TGen encourages participants to make small donations of $10 towards TGen’s groundbreaking concussion research, which consists of ASU student-athletes voluntarily wearing sensors in their helmets to measure the number, location, duration, direction and force of impacts during practices and games.
These measurements, combined with biological tests, could result in the discovery of a biomarker — a measurable change in the athlete’s genetic makeup — that would objectively indicate when a player is too hurt to take the field, or when they are fit enough to re-enter the game.
TGen’s multi-year study is in conjunction with Riddell — the industry leader in football helmet technology and innovation — Barrow Neurological Institute and A.T. Still University. The study could help protect the health of student athletes by replacing subjective examinations players currently undergo on the sidelines after a serious hit with a definitive genomics-based test.
Hundreds of Chandler’s Kyrene de las Brisas Elementary School students and teachers and Arizona employees of Bank of America Merrill Lynch already have participated in Get Your Jersey On events earlier this fall. Additional Get Your Jersey On events are anticipated surrounding the inaugural NCAA college football playoffs in late December and early January, as well as the Jan. 25 NFL Pro Bowl and Feb. 1Super Bowl, both being played at University of Phoenix Stadium in Glendale.
Mayor Stanton’s proclamation reads, in part:
“The schools (ASU and UA) have amassed a significant presence in downtown Phoenix, providing new educational opportunities and driving creativity, culture, business development and jobs. TGen is encouraging all alumni to wear their maroon and gold or red and blue in support of the research — and the fun nature of the rivalry.
“Participating organizations are not only showing team spirit — they’re also contributing to TGen’s concussion research with small donations.
“NOW, THEREFORE, I, GREG STANTON, Mayor of the City of Phoenix, Arizona, do hereby proclaim November 26, 2014, as TGEN “GET YOUR JERSEY ON” DAY and ask each resident on this twenty-sixth day of November, in the year two thousand fourteen to wear their favorite sports jerseys to help raise awareness and funds for TGen’s ongoing concussion research.”

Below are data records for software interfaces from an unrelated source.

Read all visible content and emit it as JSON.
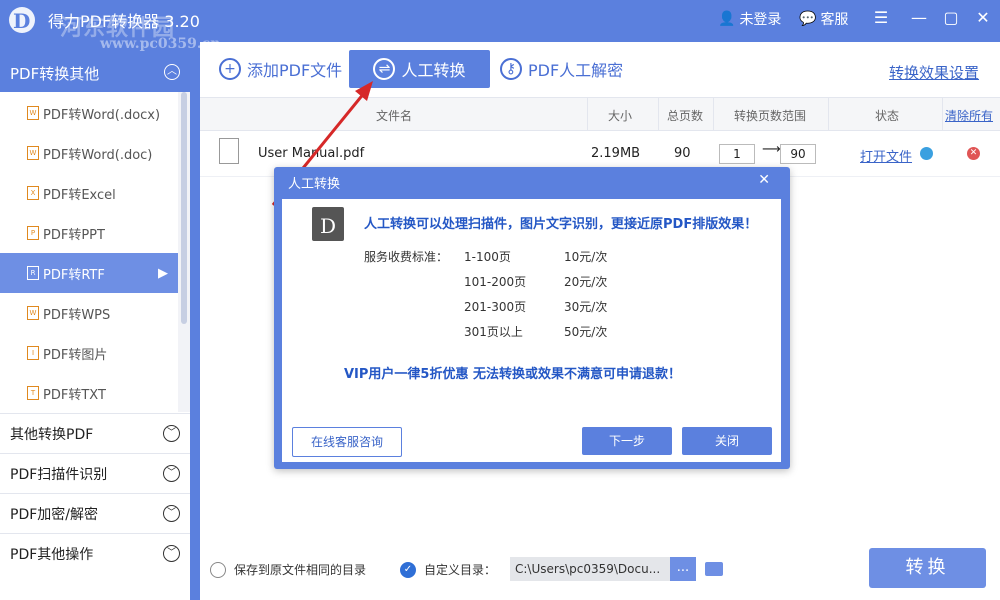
{
  "titlebar": {
    "app_title": "得力PDF转换器 3.20",
    "watermark": "河东软件园",
    "watermark_url": "www.pc0359.cn",
    "login": "未登录",
    "service": "客服"
  },
  "sidebar": {
    "header": "PDF转换其他",
    "sub_items": [
      {
        "label": "PDF转Word(.docx)"
      },
      {
        "label": "PDF转Word(.doc)"
      },
      {
        "label": "PDF转Excel"
      },
      {
        "label": "PDF转PPT"
      },
      {
        "label": "PDF转RTF"
      },
      {
        "label": "PDF转WPS"
      },
      {
        "label": "PDF转图片"
      },
      {
        "label": "PDF转TXT"
      }
    ],
    "active_index": 4,
    "categories": [
      {
        "label": "其他转换PDF"
      },
      {
        "label": "PDF扫描件识别"
      },
      {
        "label": "PDF加密/解密"
      },
      {
        "label": "PDF其他操作"
      }
    ]
  },
  "toolbar": {
    "add_pdf": "添加PDF文件",
    "manual": "人工转换",
    "decrypt": "PDF人工解密",
    "settings": "转换效果设置"
  },
  "table": {
    "headers": {
      "filename": "文件名",
      "size": "大小",
      "pages": "总页数",
      "range": "转换页数范围",
      "status": "状态",
      "clear": "清除所有"
    },
    "rows": [
      {
        "filename": "User Manual.pdf",
        "size": "2.19MB",
        "pages": "90",
        "from": "1",
        "to": "90",
        "open": "打开文件"
      }
    ]
  },
  "bottom": {
    "same_dir": "保存到原文件相同的目录",
    "custom_dir": "自定义目录：",
    "path": "C:\\Users\\pc0359\\Docu...",
    "more": "...",
    "convert": "转换"
  },
  "dialog": {
    "title": "人工转换",
    "headline": "人工转换可以处理扫描件，图片文字识别，更接近原PDF排版效果！",
    "fee_label": "服务收费标准：",
    "fees": [
      {
        "range": "1-100页",
        "price": "10元/次"
      },
      {
        "range": "101-200页",
        "price": "20元/次"
      },
      {
        "range": "201-300页",
        "price": "30元/次"
      },
      {
        "range": "301页以上",
        "price": "50元/次"
      }
    ],
    "vip": "VIP用户一律5折优惠  无法转换或效果不满意可申请退款！",
    "consult": "在线客服咨询",
    "next": "下一步",
    "close": "关闭"
  },
  "colors": {
    "accent": "#5b80de",
    "link": "#3a64c8",
    "delete": "#e05555"
  }
}
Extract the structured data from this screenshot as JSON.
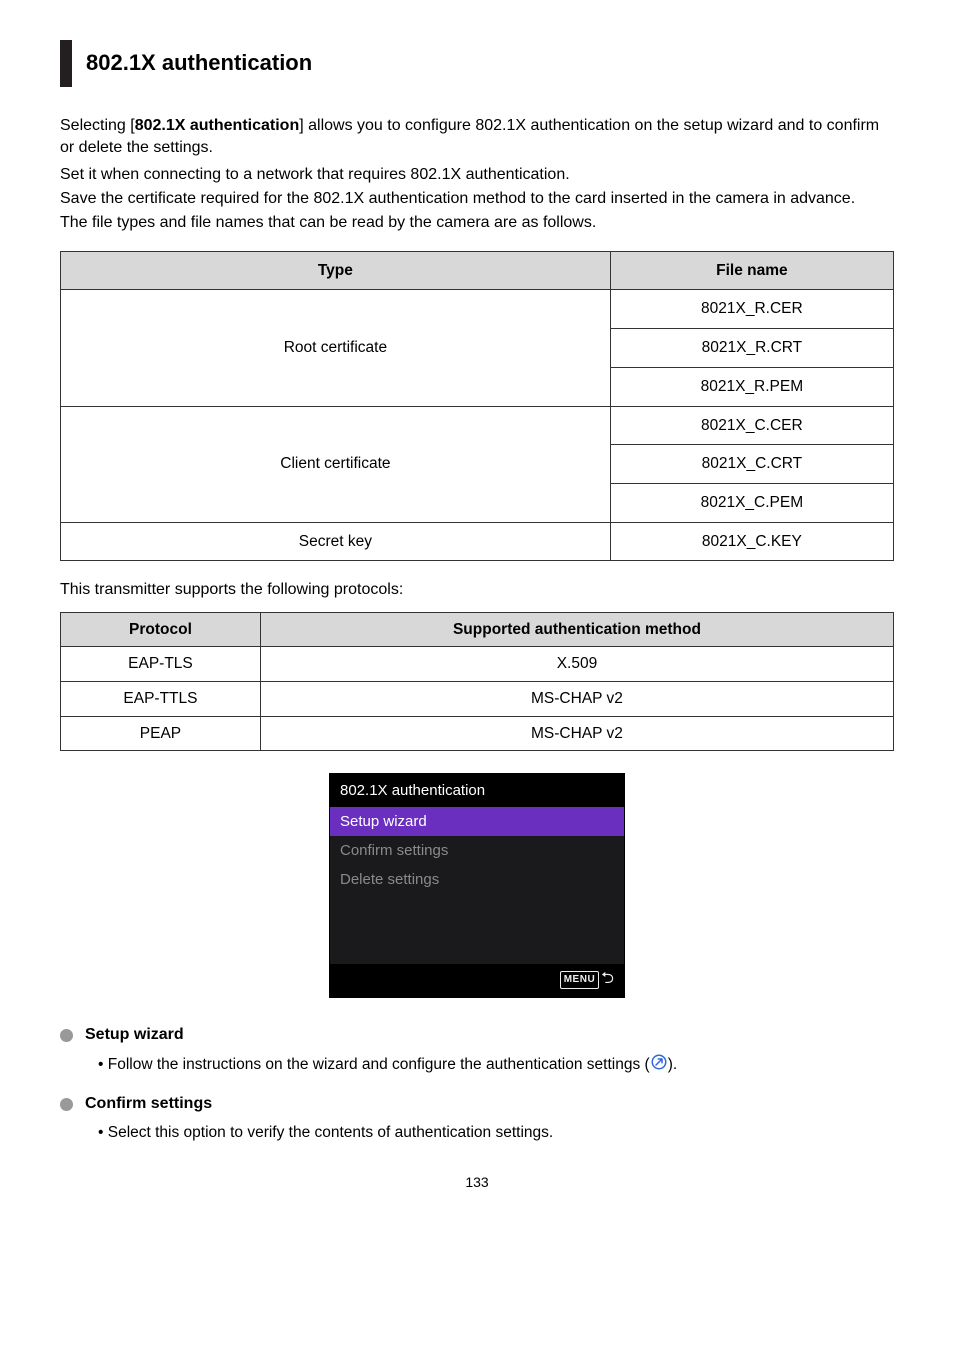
{
  "sectionTitle": "802.1X authentication",
  "intro": {
    "prefix": "Selecting [",
    "boldKey": "802.1X authentication",
    "afterBold": "] allows you to configure 802.1X authentication on the setup wizard and to confirm or delete the settings.",
    "line2": "Set it when connecting to a network that requires 802.1X authentication.",
    "line3": "Save the certificate required for the 802.1X authentication method to the card inserted in the camera in advance.",
    "line4": "The file types and file names that can be read by the camera are as follows."
  },
  "certTable": {
    "headers": {
      "type": "Type",
      "file": "File name"
    },
    "groups": [
      {
        "type": "Root certificate",
        "files": [
          "8021X_R.CER",
          "8021X_R.CRT",
          "8021X_R.PEM"
        ]
      },
      {
        "type": "Client certificate",
        "files": [
          "8021X_C.CER",
          "8021X_C.CRT",
          "8021X_C.PEM"
        ]
      },
      {
        "type": "Secret key",
        "files": [
          "8021X_C.KEY"
        ]
      }
    ]
  },
  "transmitterLine": "This transmitter supports the following protocols:",
  "protoTable": {
    "headers": {
      "protocol": "Protocol",
      "method": "Supported authentication method"
    },
    "rows": [
      {
        "protocol": "EAP-TLS",
        "method": "X.509"
      },
      {
        "protocol": "EAP-TTLS",
        "method": "MS-CHAP v2"
      },
      {
        "protocol": "PEAP",
        "method": "MS-CHAP v2"
      }
    ]
  },
  "screenshot": {
    "title": "802.1X authentication",
    "item1": "Setup wizard",
    "item2": "Confirm settings",
    "item3": "Delete settings",
    "menuLabel": "MENU"
  },
  "setupWizard": {
    "heading": "Setup wizard",
    "bullet_pre": "Follow the instructions on the wizard and configure the authentication settings (",
    "bullet_post": ")."
  },
  "confirmSettings": {
    "heading": "Confirm settings",
    "bullet": "Select this option to verify the contents of authentication settings."
  },
  "pageNumber": "133"
}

Dean Ballard, TGen Foundation Assistant Director of Development, said: “TGen is thrilled that Mayor Stanton has issued this proclamation. He is helping us shine a bright light on this important research. We welcome additional businesses and organizations across Arizona to Get Their Jersey On in support of this study, which will help protect athletes in any sport now, and in the future.”

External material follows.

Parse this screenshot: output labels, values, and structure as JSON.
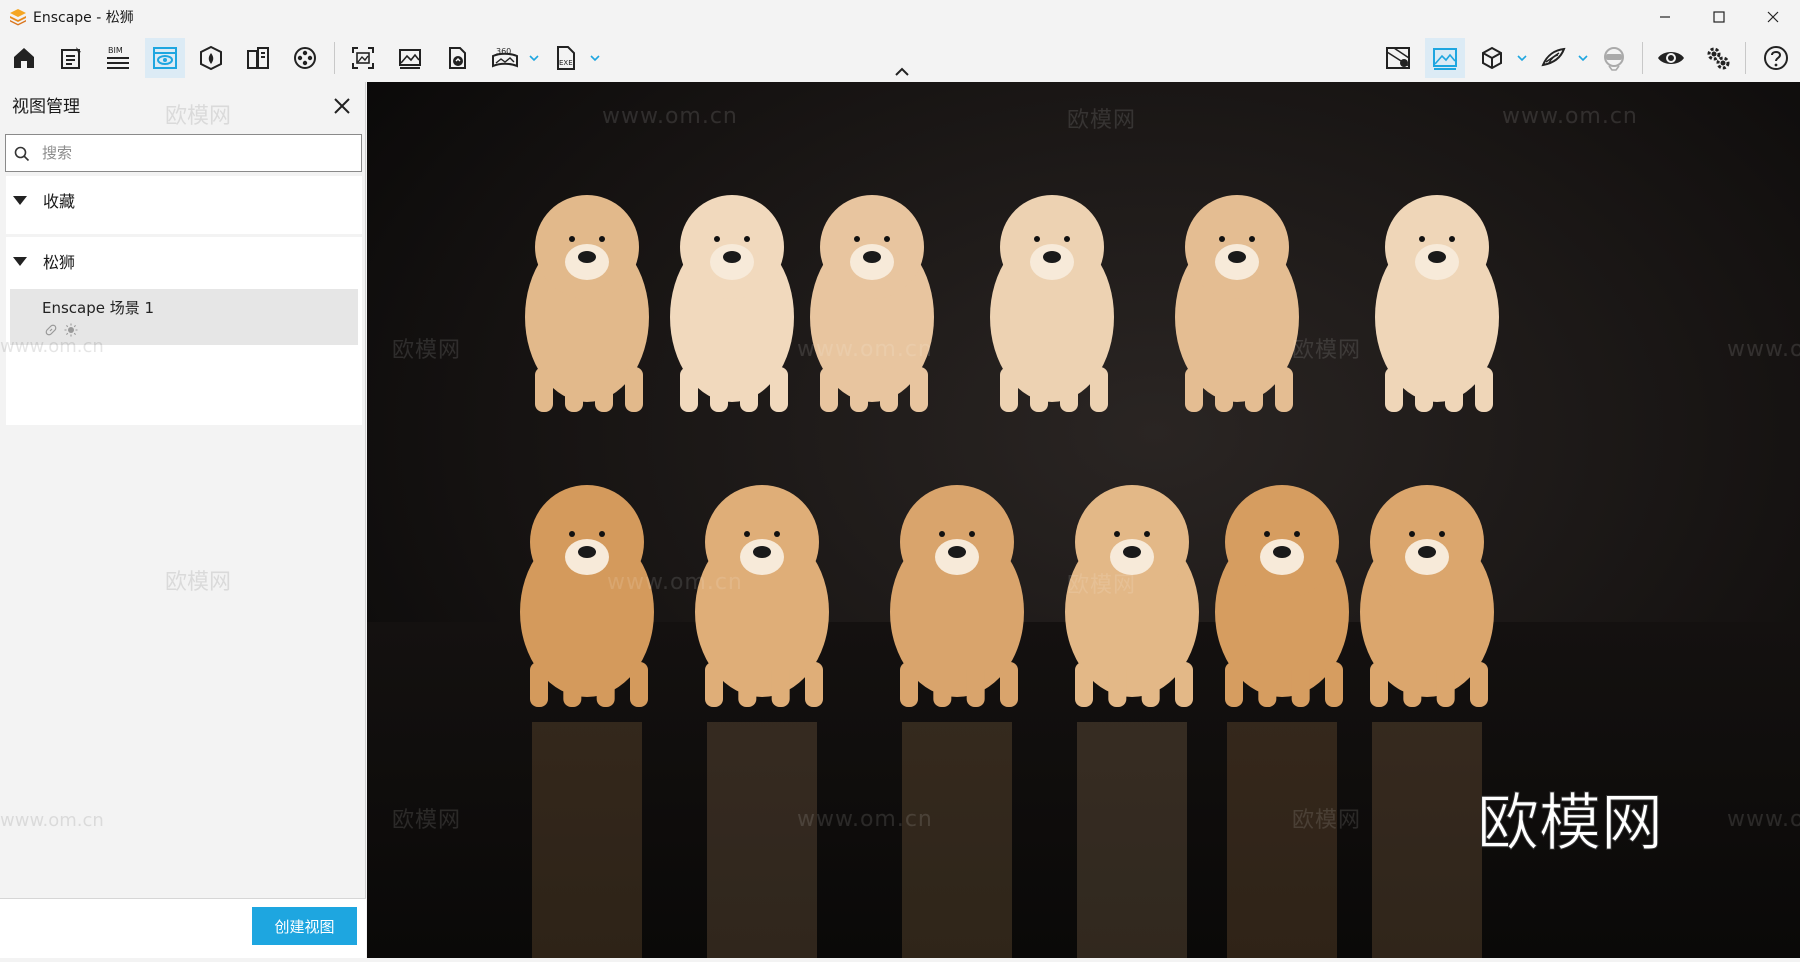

ASU and UA annually vie for the coveted Territorial Cup, the nation’s oldest rivalry trophy in college football. It dates to 1899 — 13 years before Arizona became a state — when Arizona’s two largest institutions of higher learning first met on the gridiron. The Wildcats lead the series 47-39, with one tie.

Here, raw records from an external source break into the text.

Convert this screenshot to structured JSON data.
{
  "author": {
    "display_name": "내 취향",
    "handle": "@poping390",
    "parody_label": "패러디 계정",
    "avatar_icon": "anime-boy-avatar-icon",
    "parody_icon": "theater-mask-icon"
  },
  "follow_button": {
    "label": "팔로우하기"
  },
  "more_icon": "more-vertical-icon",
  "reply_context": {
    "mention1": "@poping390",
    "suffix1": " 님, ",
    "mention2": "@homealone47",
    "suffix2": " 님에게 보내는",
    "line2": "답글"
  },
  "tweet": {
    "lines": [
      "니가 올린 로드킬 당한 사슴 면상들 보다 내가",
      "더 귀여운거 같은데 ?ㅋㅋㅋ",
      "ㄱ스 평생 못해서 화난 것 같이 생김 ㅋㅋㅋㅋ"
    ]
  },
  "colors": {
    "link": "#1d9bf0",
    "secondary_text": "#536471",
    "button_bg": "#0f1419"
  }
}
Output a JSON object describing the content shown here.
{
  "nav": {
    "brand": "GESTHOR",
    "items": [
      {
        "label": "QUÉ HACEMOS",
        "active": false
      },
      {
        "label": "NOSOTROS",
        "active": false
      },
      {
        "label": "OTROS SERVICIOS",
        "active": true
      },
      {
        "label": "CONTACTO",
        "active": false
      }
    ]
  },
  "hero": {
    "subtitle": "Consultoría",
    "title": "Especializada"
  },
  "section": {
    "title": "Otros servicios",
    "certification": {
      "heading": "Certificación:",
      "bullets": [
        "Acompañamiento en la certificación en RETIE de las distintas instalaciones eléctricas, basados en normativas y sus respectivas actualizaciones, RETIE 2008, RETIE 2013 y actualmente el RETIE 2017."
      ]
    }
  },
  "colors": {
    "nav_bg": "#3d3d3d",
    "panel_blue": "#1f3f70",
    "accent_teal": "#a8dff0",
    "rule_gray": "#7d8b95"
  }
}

Translational Genomics Research Institute (TGen) is a Phoenix, Arizona-based non-profit organization dedicated to conducting groundbreaking research with life changing results. TGen is focused on helping patients with cancer, neurological disorders and diabetes, through cutting edge translational research (the process of rapidly moving research towards patient benefit). TGen physicians and scientists work to unravel the genetic components of both common and rare complex diseases in adults and children. Working with collaborators in the scientific and medical communities literally worldwide, TGen makes a substantial contribution to help our patients through efficiency and effectiveness of the translational process. For more information, visit: www.tgen.org.